It often happens that hikers take their costumes with them when they see them alone in the woods because they think they are abandoned or orphaned animals. Meanwhile, Daniel Sabouré realizes whether or not the animal really needs rescuing: The Albtäler is a retired forester, hunter, wildlife conservationist and now, retired, ranger at St. Blasen Reserve. He has raised many orphaned animals or given them to others.
He warns non-professionals of good will not to simply take the elk with them, as the mother is usually not far away. Daniel Saboret explains that mother animals put their young in a sheltered place, and go away to graze until their hungry young call them with a specific suckling screech, which happens about every two hours. “It’s only an emergency if you don’t show up after three hours,” he says. You should not take a healthy deer from a healthy umm deer, this is a criminal offense and poaching.
But how do you act correctly? If you spot a wild animal that is presumably defenseless, do not go near it under any circumstances. The caregiver also urgently warns against touching the antelope, because the doe then refuses to nurse the antelope due to the human scent transmitted to the antelope and the animal dies of starvation. Only in emergency situations does the antelope need human help and justify the fawning. “For example, if the mother animal dies, you have to assume that the mother is no longer feeding her guess or she has been infected and will die in the wild.”
If in doubt, you should contact your local fisherman, municipality or police. In Subaret’s house there are two deer that he raised himself. The animals that were brought to him ten years ago live like family members. They sleep in the living room, each with their own blanket and their own space. Early in the morning, the animals move through the always open door to a fenced outdoor enclosure of one hectare.
He explains that raising a wild animal is a complex issue and the demands should not be underestimated. Nutrition, care, and medical care requires specialized knowledge, is time consuming and sometimes expensive. “If you take a falsehood that has been found, you take over all the missions of mercy,” explains Daniel Saboret.
First, the state of health must be clarified, then the milk supply begins. Goat’s milk containing at least 3.5 percent fat is on the menu. He explains that improper feeding, such as cow’s milk, would harm the young animal. The temperature of the milk should not fall below 40 degrees. This must be strictly adhered to because the deer’s body temperature is between 38.5 and 39.5 degrees.
The alarm goes off practically every two hours and it’s time for the next bottle. After a few weeks, the feeding rhythm increases to three or four hours – day and night. Accurate records should be kept of each bottle feeding so that milk feedings can finally be stopped after a good six months.
Hygiene is the top priority when breastfeeding. If the milk is heated twice because the antelope does not want to drink at first, it must be destroyed. Because milk is so high in fat, it’s not easy to clean the bottle, says Saboret.
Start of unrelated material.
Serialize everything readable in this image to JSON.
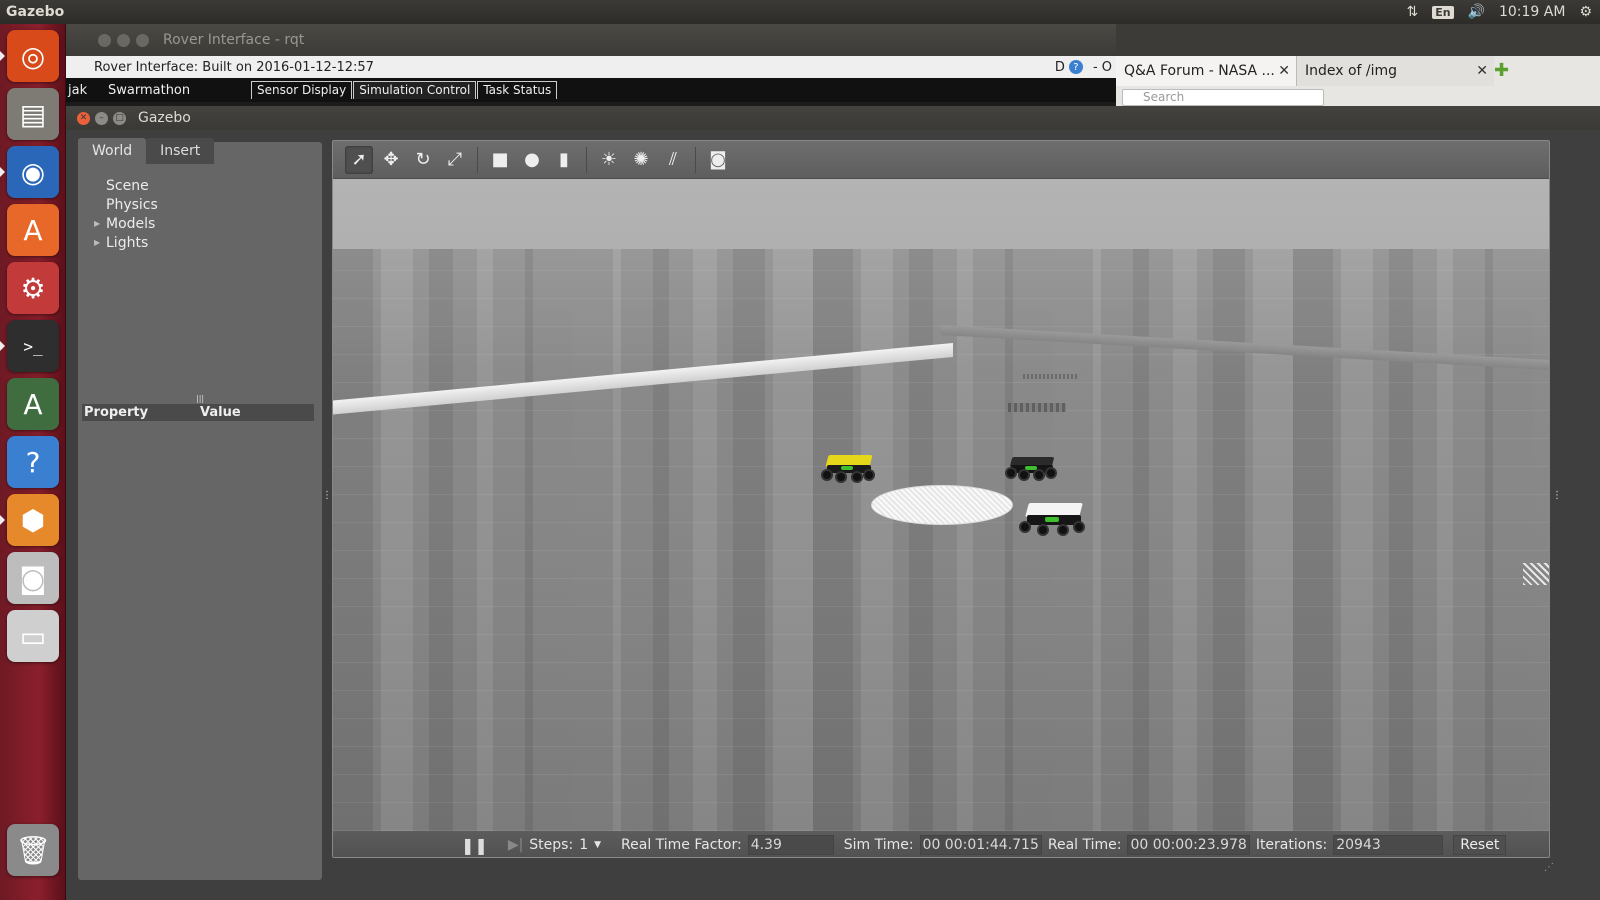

For him, the heart would raise an orphan Dawn, he says. He always felt attracted to animals, helped hedgehogs, mice and pigeons. However, he cannot keep all the orphans, and therefore he gives them to other expert animal lovers. In recent years, the phone has been ringing less frequently due to finding a fawn. Even ten years ago, he often had to find good hands for ten gazelles a year.
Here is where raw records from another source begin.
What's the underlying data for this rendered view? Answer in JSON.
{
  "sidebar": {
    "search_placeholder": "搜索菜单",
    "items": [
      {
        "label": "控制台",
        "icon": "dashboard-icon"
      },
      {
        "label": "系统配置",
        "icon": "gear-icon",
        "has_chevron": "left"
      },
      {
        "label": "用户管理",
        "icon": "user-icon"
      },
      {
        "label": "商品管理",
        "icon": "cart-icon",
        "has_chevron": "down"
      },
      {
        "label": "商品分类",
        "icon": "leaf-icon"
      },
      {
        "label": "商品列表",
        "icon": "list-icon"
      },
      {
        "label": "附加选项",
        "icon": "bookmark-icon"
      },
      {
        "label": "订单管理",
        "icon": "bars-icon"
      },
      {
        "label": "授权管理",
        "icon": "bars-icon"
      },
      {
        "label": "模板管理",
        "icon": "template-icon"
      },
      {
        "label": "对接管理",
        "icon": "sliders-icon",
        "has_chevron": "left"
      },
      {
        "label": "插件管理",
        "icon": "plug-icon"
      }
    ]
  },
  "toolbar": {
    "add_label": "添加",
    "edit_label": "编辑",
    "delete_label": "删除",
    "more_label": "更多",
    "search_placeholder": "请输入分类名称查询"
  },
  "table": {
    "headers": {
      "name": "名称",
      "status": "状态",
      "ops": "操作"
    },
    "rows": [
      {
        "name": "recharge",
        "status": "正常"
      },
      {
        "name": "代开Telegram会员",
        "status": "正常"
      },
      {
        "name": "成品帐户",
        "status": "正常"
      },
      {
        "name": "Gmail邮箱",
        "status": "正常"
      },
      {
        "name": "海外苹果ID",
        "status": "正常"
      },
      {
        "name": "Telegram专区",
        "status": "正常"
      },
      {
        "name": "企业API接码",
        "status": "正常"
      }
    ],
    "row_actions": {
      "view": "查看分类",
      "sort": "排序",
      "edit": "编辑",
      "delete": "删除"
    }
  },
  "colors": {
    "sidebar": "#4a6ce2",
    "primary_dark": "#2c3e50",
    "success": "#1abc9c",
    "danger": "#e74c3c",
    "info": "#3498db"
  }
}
If you want to see the indigenous animals of the Black Forest, we recommend a visit to Saint Blasin Game Reserve. The facility is located in Muchenländerweg, a few minutes’ walk from the city centre. The game reserve is open all year round. Submission is free. There is also a children’s playground with cable cars, slide and swing, and a barbecue area with a shelter right next to the game reserve. The Game Reserve and all of its facilities are sponsored and maintained by a non-profit association, the Wildlife Sanctuary Promotion Association, and volunteers. Retired guard Daniel Saboret is the facility’s guard.